He capped a solid display with the goal which earned the Dons a share of the spoils against Rangers at Pittodrie as his second half penalty cancelled out Ianis Hagi’s opener for the Premiership champions.
History has shown anything is possible in football but the notion the Dons would allow Ferguson to leave for Italy on loan is a stretch.
Cagliari reportedly want the combative midfielder and are willing to pay £3.5million in the summer should he help the club stay in Serie A.
It’s not difficult to see why any team would be interested in Ferguson’s qualities but it is hard to see Aberdeen agree to such an offer.
The fee is open to debate for starters but sending a prized asset out on loan, weakening your own team and then playing a waiting game to see whether the team you sent him to avoid relegation so they can pay the agreed sum seems a needlessly risky proposition.
For all the talk of the mental strength and influence on the team Scott Brown possesses Ferguson remains the heartbeat.
Simply put, the midfielder, who made his 150th appearance for the club against Rangers, starts when fit.
He did so for Derek McInnes, who brought him to Pittodrie from Hamilton, and the trend has continued following Stephen Glass’ arrival in March last year.
Ferguson is second on Aberdeen’s goalscoring charts so far this season behind Christian Ramirez.

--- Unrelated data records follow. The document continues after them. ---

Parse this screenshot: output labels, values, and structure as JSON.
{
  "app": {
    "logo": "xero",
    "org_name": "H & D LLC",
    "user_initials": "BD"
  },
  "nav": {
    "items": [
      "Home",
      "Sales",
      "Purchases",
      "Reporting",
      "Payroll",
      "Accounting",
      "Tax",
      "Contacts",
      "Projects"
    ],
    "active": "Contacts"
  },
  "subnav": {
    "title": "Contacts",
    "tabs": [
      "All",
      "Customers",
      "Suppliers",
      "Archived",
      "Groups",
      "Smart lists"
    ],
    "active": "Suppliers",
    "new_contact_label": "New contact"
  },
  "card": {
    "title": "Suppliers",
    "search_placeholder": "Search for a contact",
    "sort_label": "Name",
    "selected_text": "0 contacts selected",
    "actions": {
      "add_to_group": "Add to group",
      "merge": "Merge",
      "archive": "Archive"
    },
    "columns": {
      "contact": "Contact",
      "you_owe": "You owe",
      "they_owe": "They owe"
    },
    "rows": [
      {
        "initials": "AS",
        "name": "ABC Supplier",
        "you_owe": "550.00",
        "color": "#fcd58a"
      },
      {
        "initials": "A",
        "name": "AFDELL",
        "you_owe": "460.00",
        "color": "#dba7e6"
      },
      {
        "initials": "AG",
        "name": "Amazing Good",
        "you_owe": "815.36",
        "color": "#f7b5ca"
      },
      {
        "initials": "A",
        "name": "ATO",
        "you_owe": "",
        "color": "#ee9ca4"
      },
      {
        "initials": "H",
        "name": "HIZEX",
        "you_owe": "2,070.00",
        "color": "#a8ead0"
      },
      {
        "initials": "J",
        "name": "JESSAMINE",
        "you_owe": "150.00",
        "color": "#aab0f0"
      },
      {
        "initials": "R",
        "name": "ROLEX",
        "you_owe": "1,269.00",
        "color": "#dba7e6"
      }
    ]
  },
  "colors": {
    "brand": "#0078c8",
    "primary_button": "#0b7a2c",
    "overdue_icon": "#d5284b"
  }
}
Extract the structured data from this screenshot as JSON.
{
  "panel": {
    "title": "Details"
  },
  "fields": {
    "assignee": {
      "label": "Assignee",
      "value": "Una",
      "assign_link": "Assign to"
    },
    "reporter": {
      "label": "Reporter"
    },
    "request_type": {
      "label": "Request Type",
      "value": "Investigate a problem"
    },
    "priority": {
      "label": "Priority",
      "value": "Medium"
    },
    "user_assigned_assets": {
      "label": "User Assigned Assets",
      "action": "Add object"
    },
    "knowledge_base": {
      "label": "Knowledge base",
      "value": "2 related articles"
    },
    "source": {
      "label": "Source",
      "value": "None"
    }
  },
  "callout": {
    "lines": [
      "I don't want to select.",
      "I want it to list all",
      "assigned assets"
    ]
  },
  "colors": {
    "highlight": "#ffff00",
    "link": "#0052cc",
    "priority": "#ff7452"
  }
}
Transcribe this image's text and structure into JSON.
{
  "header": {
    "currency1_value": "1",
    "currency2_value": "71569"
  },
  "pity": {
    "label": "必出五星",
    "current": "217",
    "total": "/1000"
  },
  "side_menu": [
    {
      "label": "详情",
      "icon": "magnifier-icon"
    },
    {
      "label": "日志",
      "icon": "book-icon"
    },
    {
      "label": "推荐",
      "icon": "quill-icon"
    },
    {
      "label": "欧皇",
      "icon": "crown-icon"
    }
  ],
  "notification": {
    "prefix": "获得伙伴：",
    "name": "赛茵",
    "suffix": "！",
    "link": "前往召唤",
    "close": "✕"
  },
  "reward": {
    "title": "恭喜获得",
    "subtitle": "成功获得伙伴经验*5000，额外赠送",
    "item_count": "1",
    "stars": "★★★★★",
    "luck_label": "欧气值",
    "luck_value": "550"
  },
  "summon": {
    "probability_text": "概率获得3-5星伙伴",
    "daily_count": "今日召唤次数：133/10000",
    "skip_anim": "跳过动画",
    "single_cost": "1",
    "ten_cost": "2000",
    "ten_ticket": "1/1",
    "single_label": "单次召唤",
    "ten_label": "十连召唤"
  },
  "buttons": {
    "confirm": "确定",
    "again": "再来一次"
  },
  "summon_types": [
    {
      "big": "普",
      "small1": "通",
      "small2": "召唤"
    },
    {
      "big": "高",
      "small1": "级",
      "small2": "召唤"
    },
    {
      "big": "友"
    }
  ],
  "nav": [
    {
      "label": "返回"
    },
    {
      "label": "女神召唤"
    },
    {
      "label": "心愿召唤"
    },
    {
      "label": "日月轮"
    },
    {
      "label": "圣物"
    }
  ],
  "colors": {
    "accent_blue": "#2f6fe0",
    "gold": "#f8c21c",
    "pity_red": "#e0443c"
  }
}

The trusted penalty taker and a set-piece threat, he is a vital cog in the Dons machine.
It was Ferguson’s strength which created the first chance of the game at Pittodrie with the midfielder holding off Glen Kamara to start the move which ended with Teddy Jenks’ clipping the post from the edge of the box.
Concentration and organisation was key from Ferguson and his team-mates in a strong start against the champions but it all unravelled in contentious circumstances within the space of 20 first half seconds.
Hedges was through on goal and clipped by Allan McGregor after lifting the ball over the advancing goalkeeper.
The easy decision should have been to award the penalty with the debate then on whether McGregor should be shown a yellow or red card.
Referee Kevin Clancy thought otherwise, letting play continue and Rangers broke upfield, cutting through the Dons with ease as Ryan Kent delivered the final pass of a sweeping move with a cross for Ianis Hagi to beat Joe Lewis from six yards.
Aberdeen, with some justification, can feel hard done by with the official but there is no disputing they collectively switched off and were punished.
Ferguson clearly thought a lapse in concentration could work in his favour as he fired in an audacious effort from a halfway line after the restart which McGregor was relieved to see land on the roof of his net.
With Rangers seemingly settling for what they had in the second half Aberdeen needed to find a way back into the game and it was Ferguson who provided it.
Clancy may have dithered in his first half spot kick call but he had no hesitation in awarding a penalty when Aberdeen made their second appeal after Alfredo Morelos had blocked Ferguson’s effort with his arm.
Ferguson kept his composure to put the Dons back on level terms, firing past McGregor to earn the Dons the point their play had merited.